Improving “No —-” SignsAugust 26th, 2006 by infomancy
A recent LM_NET post asked for assistance in developing a better “No Food or Drink” sign. Here is my take on it – though please do keep in mind that this post will probably reveal a certain level of disconnect that comes from my working at a system office as opposed to a school library.
When it comes right down to it, this is not something that new clip art or improved skills in some software can help solve. The necessary skills for making this work are copywriting and effective policy/procedure development.
Copywriting refers to writing “copy” for advertising that can influence or persuade readers. Isn’t that our ultimate goal for non-informational signage in libraries? We need to convey a message to our users that encourages them to follow our desired behaviors. But notice the key word there – encourages. Instead of using a larger font for “NO FOOD OR DRINKS” could we use our new copywriting skills to re-word the sign?
- Thanks for helping keep your library safe from rogue food and drinks
- Even if you thirst for knowledge, please leave the drinks behind.
- YES RESEARCH AND READING (but without food and drinks, please)
- Dewey has food and drink at 641 – you can have them in the cafeteria
- Insert your suggestions here….
This is a skill that can also extend beyond convincing signage into better memos, newsletter articles, and other written communications. If you are interested in learning more about this, I highly recommend Copyblogger.
Even though I think copywriting could help develop better signs, what might be more important in a long-term sense is effective policy and procedure development. The first question should probably examine whether the no food and drink in the library is a policy, a procedure, an administrative guideline, or some other flavor of direction. Policy can only be set by the Board of Education and so doesn’t often come into play in something as specific as eating in the library. What you may find is a policy that restricts consumption of food and beverages to designated areas for health or safety reasons, but more likely the restrictions come from a source other than official policy.
That means there may be some flexibility. Can you live with a compromise? Is there a part of the library in which food and drink can be consumed? If students (and staff, let’s be honest) don’t have to sneak food and drink into the library, maybe they won’t feel the need to. In the end, I think this could help the library become a more welcoming place. Or, is there a food/drink place in the school that students could get a pass to visit during their library research?

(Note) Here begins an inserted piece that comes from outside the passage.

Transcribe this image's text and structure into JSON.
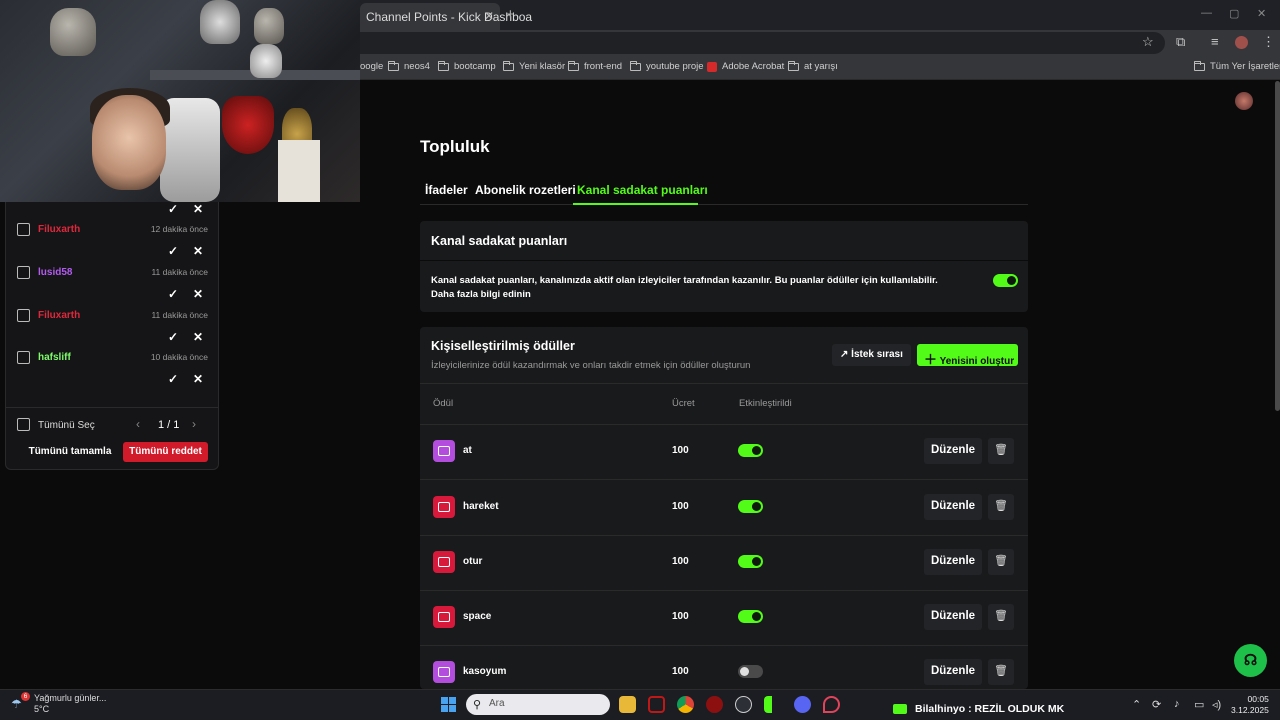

The reason why I bring this up goes back to the first suggestion. In the end, our signs are pretty much suggestions. I am sure there are times we wish we were the librarian at a military academy where our every statement was met with “Sir. Yes Sir!” In the real world, though, dictatorship behaviors tend to not go over so well with students. Every time a student looks up at a “NO FOOD OR DRINK” sign and then leans over to take a stealthy sip from a soda your library’s disciplinary credibility takes a hit. We seem to have become a society obsessed with constantly having a beverage in our hands. Therefore our restrictions are probably seen as being “unfair” by going against a cultural norm. Is this a primary factor in the downfall of Western civilization? Well…I think I might be able to support a claim for it being a secondary factor. Rather than digress, however, let’s brainstorm some possibilities for our school libraries:
- Presumed: This is not our library, but their library. Like the gardeners, we get upset when someone walks in the flower beds, but maybe they just wanted a closer look at our expert work?
- Stipulated: Food + Drink + Books = Potential Problem – but management of a solution might be more effective than management of a problem. Then if you are halfway successful, you have 50% less of a problem!
- Suggested: Meet with the student council to work out some possible solutions. If you open the conversation with a willingness to compromise maybe a new management system can be developed?
- Suggested: By coming up with approved beverages/containers (water in containers with screw-on caps) it will seem less restrictive if some combinations (cans of soda) are restricted.
- Suggested: Never have a rule you cannot enforce. Instead, consider a procedure – food and drink have to be consumed at
. But remember, you don’t punish failure to follow a procedure.
At the end of the day, I hope the better “NO FOOD OR DRINK” sign has at least one small change. Be it through copywriting or procedural changes, let’s see if we can find a way to get rid of the word “NO.”